Auditors from the European Commission are in the Czech Republic to take a closer look at EU subsidies for a holding of companies formerly owned by the current Czech prime minister, which might still constitute a conflict of interest.
The Commission’s auditors are conducting inspections at a number of Czech institutions in order to investigate the potential conflict of interest of Czech Prime Minister Andrej Babiš in redistributing EU subsidies for holding Agrofert.
The EU inspectors already visited the Ministry of Labour and the Ministry for Regional Development last week, and this week they are at the State Agricultural Intervention Fund (SZIF), which distributes and controls EU subsidies in the agricultural sector.
The results of all the investigations should be published in April.
The Commission was alerted by the Czech branch of the anti-corruption organisation Transparency International (TI).
According to them, even after transferring Agrofert into a trust fund, Babiš can still control it, and at the same time (as prime minister) he has a say in deciding the structure of the EU’s budget and the distribution of European subsidies in the Czech Republic.
The Czech Pirate Party has also joined the criticism and has published a legal analysis, allegedly confirming the reported conflict of interest.
SZIF spokesperson Vladimíra Nováková told EURACTIV.cz that no political agent in the Czech Republic participates in redistributing CAP funds, which is exclusively within the competence of the SZIF.
“This is the case for both European agricultural funds, for which only the SZIF as the accredited paying agency, according to the applicable EU legislation, controls the expenditure,” she said.
Babis himself has said he has no control over the funds or business and has denied breaking any rules.
According to Nováková, the prime minister, other politicians and ministers do not decide on granting specific subsidies, cannot influence their allocation in any way and do not personally participate in their control or audit.
The Ministry of Agriculture supported this position as well.
The audit process
The SZIF audit started in the first days of 2019 by the Ministry of Agriculture by sending the Commission materials on the disbursement of European subsidies to Agrofert.
“As far as the documents are concerned, they included a summary of management and control procedures for the measures in question, a description of the fulfillment of the accreditation criteria, and data on payments for measures beyond the Integrated Administration and Control System (in particular the Rural Development Program) for the financial years 2018 and 2019,” Nováková said.
She added the investigation would focus mainly on measures preventing conflicts of interest.
It is from the Rural Development Program, which forms the second pillar of the CAP, that the Agrofert Group is drawing financial support for investments in its businesses.
The aim of the programme is to increase the competitiveness of companies, strengthen employment in rural areas and contribute to the protection of the environment.
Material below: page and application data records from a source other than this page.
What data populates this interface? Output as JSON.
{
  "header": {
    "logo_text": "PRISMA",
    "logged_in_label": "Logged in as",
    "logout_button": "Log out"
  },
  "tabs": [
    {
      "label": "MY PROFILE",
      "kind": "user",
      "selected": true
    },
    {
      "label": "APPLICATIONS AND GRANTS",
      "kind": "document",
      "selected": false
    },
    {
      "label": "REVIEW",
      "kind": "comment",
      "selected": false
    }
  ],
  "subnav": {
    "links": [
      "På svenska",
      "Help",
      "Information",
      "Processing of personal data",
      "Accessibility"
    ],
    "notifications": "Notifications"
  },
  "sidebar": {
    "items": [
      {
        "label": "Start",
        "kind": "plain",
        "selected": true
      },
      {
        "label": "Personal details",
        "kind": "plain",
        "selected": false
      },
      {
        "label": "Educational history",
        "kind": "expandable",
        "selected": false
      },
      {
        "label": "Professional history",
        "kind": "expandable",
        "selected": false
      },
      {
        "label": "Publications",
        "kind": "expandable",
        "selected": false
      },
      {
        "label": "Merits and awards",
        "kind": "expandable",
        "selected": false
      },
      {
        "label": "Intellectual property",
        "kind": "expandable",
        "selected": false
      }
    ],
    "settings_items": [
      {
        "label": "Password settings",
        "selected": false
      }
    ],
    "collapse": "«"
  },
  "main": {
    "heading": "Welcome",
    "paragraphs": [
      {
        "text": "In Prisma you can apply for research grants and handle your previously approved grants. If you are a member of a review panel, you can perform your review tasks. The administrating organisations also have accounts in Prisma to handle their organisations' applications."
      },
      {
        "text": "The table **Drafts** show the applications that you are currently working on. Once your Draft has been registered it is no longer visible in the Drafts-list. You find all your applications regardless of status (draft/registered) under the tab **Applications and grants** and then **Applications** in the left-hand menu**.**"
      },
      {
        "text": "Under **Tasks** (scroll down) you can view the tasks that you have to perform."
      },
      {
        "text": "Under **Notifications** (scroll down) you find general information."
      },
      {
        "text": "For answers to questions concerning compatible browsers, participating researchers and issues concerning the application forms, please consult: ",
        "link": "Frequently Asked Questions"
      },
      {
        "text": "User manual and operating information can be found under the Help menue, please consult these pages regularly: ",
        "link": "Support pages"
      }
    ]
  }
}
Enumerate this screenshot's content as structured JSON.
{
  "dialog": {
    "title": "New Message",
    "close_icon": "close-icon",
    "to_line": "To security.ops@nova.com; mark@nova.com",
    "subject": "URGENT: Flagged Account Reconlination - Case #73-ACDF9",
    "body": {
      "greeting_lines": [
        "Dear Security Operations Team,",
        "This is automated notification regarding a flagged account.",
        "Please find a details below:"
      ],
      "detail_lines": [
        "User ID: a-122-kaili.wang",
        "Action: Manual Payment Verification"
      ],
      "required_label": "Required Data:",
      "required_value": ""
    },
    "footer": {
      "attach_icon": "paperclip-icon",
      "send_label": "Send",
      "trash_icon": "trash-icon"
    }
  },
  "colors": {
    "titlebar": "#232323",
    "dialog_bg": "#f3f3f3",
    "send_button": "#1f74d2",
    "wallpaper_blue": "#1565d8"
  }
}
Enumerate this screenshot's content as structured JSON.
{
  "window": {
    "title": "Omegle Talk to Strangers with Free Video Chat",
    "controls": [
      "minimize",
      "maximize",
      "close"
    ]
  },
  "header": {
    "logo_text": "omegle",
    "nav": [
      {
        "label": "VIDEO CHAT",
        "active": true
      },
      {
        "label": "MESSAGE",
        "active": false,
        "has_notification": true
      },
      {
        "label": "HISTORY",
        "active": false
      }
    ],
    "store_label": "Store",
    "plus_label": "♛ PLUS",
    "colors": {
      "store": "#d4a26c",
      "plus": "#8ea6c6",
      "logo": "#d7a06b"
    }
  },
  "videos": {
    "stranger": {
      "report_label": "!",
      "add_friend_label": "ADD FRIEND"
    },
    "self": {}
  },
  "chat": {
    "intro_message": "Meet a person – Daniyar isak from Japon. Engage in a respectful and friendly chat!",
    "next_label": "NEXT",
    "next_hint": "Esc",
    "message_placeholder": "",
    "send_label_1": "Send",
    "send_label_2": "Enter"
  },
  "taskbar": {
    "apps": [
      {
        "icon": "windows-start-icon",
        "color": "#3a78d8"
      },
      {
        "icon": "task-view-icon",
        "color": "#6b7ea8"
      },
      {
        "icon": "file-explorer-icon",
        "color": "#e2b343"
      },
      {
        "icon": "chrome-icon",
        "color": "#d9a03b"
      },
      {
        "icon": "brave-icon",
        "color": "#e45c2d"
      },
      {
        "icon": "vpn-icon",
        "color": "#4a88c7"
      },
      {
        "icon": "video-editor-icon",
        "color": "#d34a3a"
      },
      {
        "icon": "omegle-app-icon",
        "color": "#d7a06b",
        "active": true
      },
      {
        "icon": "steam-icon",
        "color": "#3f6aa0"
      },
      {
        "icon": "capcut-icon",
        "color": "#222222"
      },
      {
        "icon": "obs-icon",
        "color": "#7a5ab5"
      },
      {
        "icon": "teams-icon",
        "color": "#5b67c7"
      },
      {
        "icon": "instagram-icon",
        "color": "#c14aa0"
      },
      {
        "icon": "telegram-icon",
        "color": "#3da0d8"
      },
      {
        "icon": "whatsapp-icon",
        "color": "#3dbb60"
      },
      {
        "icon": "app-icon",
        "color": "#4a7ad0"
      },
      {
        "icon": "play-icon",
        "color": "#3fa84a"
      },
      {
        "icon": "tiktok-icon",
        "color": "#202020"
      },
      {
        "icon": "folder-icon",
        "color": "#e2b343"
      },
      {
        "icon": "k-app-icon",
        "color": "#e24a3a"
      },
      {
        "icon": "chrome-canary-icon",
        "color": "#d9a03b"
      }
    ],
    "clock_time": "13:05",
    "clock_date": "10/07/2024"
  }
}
In total, in the 2014 – 2020 period, it should bring up to €3.7 billion into the sector.
The significance of the audits
Whether the very existence of an audit is a serious matter or a normal procedure is now very much the question.
According to TI analyst Milan Eibl, the audits should shed new light on how the subsidies for Agrofert were actually distributed.
“These findings, along with the legal interpretation of the relevant provisions of the so-called European Financial Regulation, will be the basis for the final position of the European Commission, which should be published sometime in April,” he told EURACTIV.cz.
However, the SZIF pointed out that audits are not unusual.
“The audit concerning an alleged conflict of interest, which runs from 14 to 18 January, is one of many. The SZIF is an accredited paying agency, so audits are of course something natural,” Nováková explained.
In 2017 alone, 23 audits were carried out by external entities, including the Commission and the European Court of Auditors.
If the Commission decides to request a financial correction because of a conflict of interest, a conformity clearance procedure will come next.
“This procedure would contain an exchange of views, bilateral, or further negotiations, where the Czech Republic would be given enough space to communicate arguments as well as to hear the arguments of the European Commission,” Nováková added.
TI stated that potential financial corrections may cost the Czech Republic billions of Czech crowns, which would then need to be recovered from Agrofert.
A non-public analysis by the Commission’s lawyers from November, cited by a number of European media, set the possible cost at up to €82 million.
“For us, the primary goal remains that Andrej Babiš, as a businessman, not a politician, straightens up his conflict of interest and does not harm the Czech Republic any further. Any of his current steps only confirm his already massive conflict of interest and the inability of the state to identify it,” said Eibl.
In a letter to the Czech government late last year, the Commission indicated how Babiš could solve his potential conflict of interest.
The above-mentioned analysis published by the Czech Pirates mentions very similar possible solutions.
“The conclusions of this legal analysis are, in essence, identical to the conclusions of the European Commission’s legal analysis from December last year. We therefore agree that the current situation can be solved in only three possible ways: Agrofert’s sale to a person without relations to Andrej Babiš, termination of Agrofert’s use of public funds, or the prime ministers’ withdrawal from politics,” said Janusz Konieczny of the Pirates analytical team.
Babiš has so far resigned his chairmanship in the Council for European Structural and Investment Funds and now considers the problem to be resolved.